• **Dataset rows for apps and sites**

- Opening Delimiter -

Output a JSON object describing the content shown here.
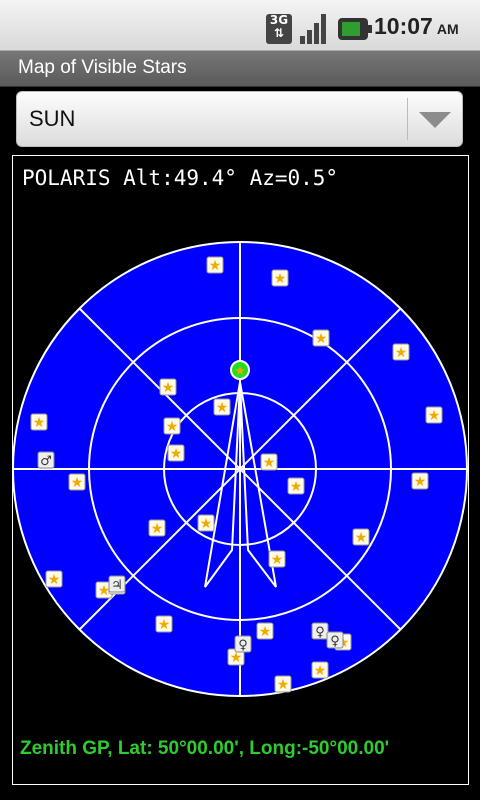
{
  "status_bar": {
    "network": "3G",
    "time": "10:07",
    "ampm": "AM",
    "icons": [
      "network-3g-icon",
      "signal-strength-icon",
      "battery-charging-icon"
    ]
  },
  "app": {
    "title": "Map of Visible Stars"
  },
  "selector": {
    "value": "SUN"
  },
  "readout": "POLARIS Alt:49.4° Az=0.5°",
  "footer": "Zenith GP, Lat: 50°00.00', Long:-50°00.00'",
  "colors": {
    "sky": "#0000ff",
    "grid": "#ffffff",
    "highlight": "#22dd22",
    "star": "#f2a900",
    "footer_text": "#2ecc2e"
  },
  "markers": {
    "stars": 33,
    "planets": 5,
    "highlighted": "POLARIS"
  }
}
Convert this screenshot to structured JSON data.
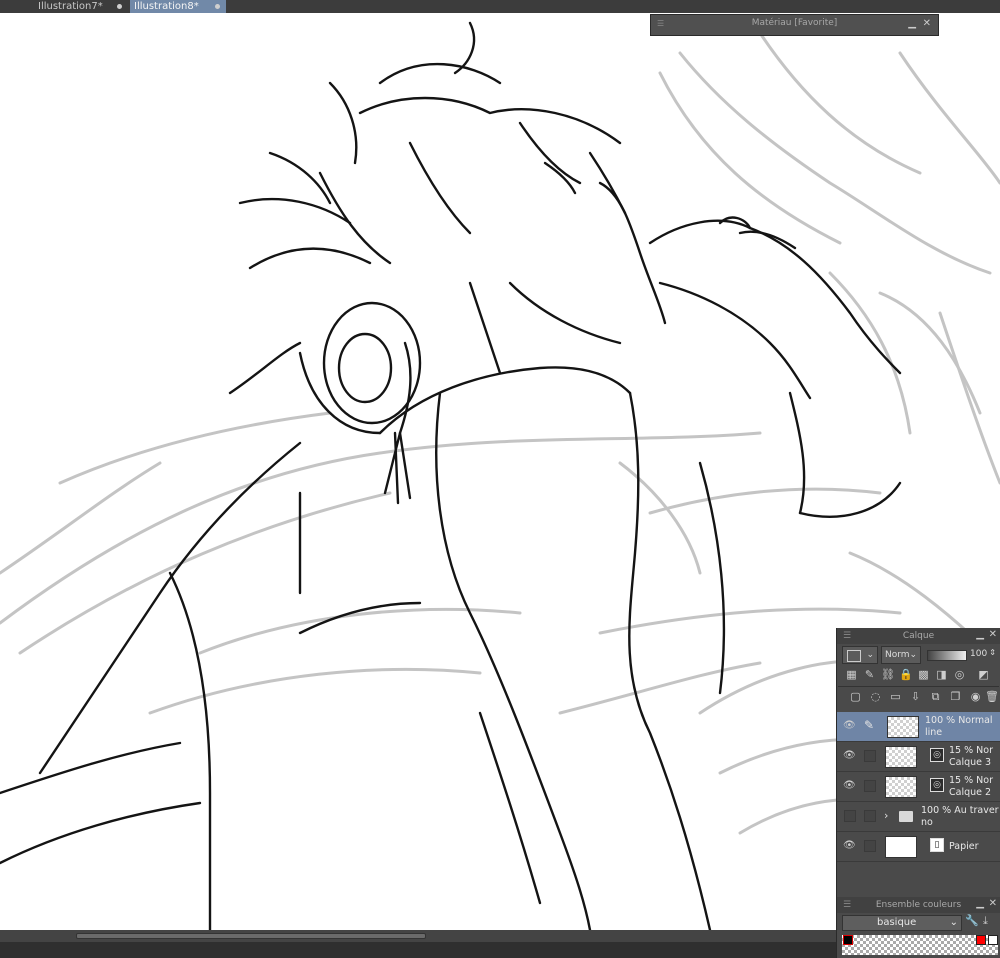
{
  "tabs": [
    {
      "label": "Illustration7*",
      "active": false
    },
    {
      "label": "Illustration8*",
      "active": true
    }
  ],
  "material_panel": {
    "title": "Matériau [Favorite]"
  },
  "layer_panel": {
    "title": "Calque",
    "blend_mode": "Norm",
    "opacity": "100",
    "layers": [
      {
        "line1": "100 % Normal",
        "line2": "line",
        "selected": true,
        "visible": true,
        "kind": "raster"
      },
      {
        "line1": "15 % Nor",
        "line2": "Calque 3",
        "selected": false,
        "visible": true,
        "kind": "raster-mask"
      },
      {
        "line1": "15 % Nor",
        "line2": "Calque 2",
        "selected": false,
        "visible": true,
        "kind": "raster-mask"
      },
      {
        "line1": "100 % Au travers",
        "line2": "no",
        "selected": false,
        "visible": false,
        "kind": "folder"
      },
      {
        "line1": "",
        "line2": "Papier",
        "selected": false,
        "visible": true,
        "kind": "paper"
      }
    ]
  },
  "color_panel": {
    "title": "Ensemble couleurs",
    "set_name": "basique",
    "colors": [
      "#000000",
      "#ff0000",
      "#ffffff"
    ]
  },
  "colors": {
    "active_tab": "#7189a8",
    "selected_layer": "#6f85a6",
    "panel_bg": "#4a4a4a"
  }
}
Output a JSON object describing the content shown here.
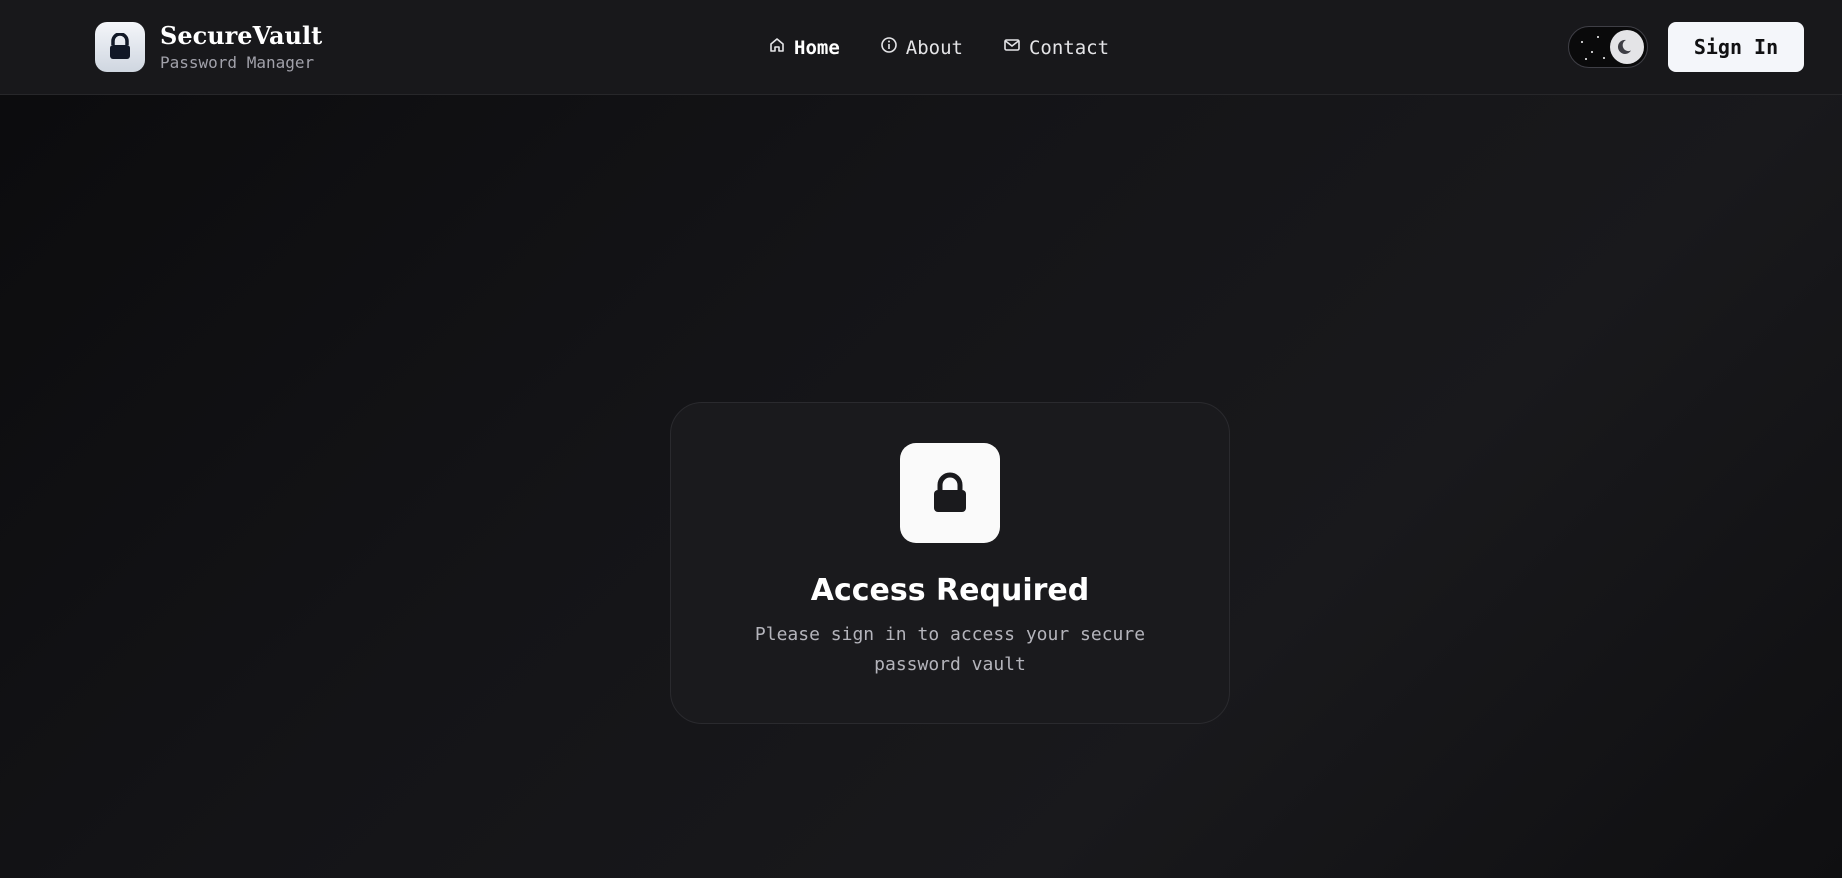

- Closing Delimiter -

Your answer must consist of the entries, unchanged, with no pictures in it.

• **Response area**
Output a JSON object describing the content shown here.
{
  "status_bar": {
    "network": "3G",
    "time": "10:07",
    "ampm": "AM",
    "icons": [
      "network-3g-icon",
      "signal-strength-icon",
      "battery-charging-icon"
    ]
  },
  "app": {
    "title": "Map of Visible Stars"
  },
  "selector": {
    "value": "SUN"
  },
  "readout": "POLARIS Alt:49.4° Az=0.5°",
  "footer": "Zenith GP, Lat: 50°00.00', Long:-50°00.00'",
  "colors": {
    "sky": "#0000ff",
    "grid": "#ffffff",
    "highlight": "#22dd22",
    "star": "#f2a900",
    "footer_text": "#2ecc2e"
  },
  "markers": {
    "stars": 33,
    "planets": 5,
    "highlighted": "POLARIS"
  }
}
Convert this screenshot to structured JSON data.
{
  "tabs": [
    {
      "label": "Illustration7*",
      "active": false
    },
    {
      "label": "Illustration8*",
      "active": true
    }
  ],
  "material_panel": {
    "title": "Matériau [Favorite]"
  },
  "layer_panel": {
    "title": "Calque",
    "blend_mode": "Norm",
    "opacity": "100",
    "layers": [
      {
        "line1": "100 % Normal",
        "line2": "line",
        "selected": true,
        "visible": true,
        "kind": "raster"
      },
      {
        "line1": "15 % Nor",
        "line2": "Calque 3",
        "selected": false,
        "visible": true,
        "kind": "raster-mask"
      },
      {
        "line1": "15 % Nor",
        "line2": "Calque 2",
        "selected": false,
        "visible": true,
        "kind": "raster-mask"
      },
      {
        "line1": "100 % Au travers",
        "line2": "no",
        "selected": false,
        "visible": false,
        "kind": "folder"
      },
      {
        "line1": "",
        "line2": "Papier",
        "selected": false,
        "visible": true,
        "kind": "paper"
      }
    ]
  },
  "color_panel": {
    "title": "Ensemble couleurs",
    "set_name": "basique",
    "colors": [
      "#000000",
      "#ff0000",
      "#ffffff"
    ]
  },
  "colors": {
    "active_tab": "#7189a8",
    "selected_layer": "#6f85a6",
    "panel_bg": "#4a4a4a"
  }
}
Output a JSON object describing the content shown here.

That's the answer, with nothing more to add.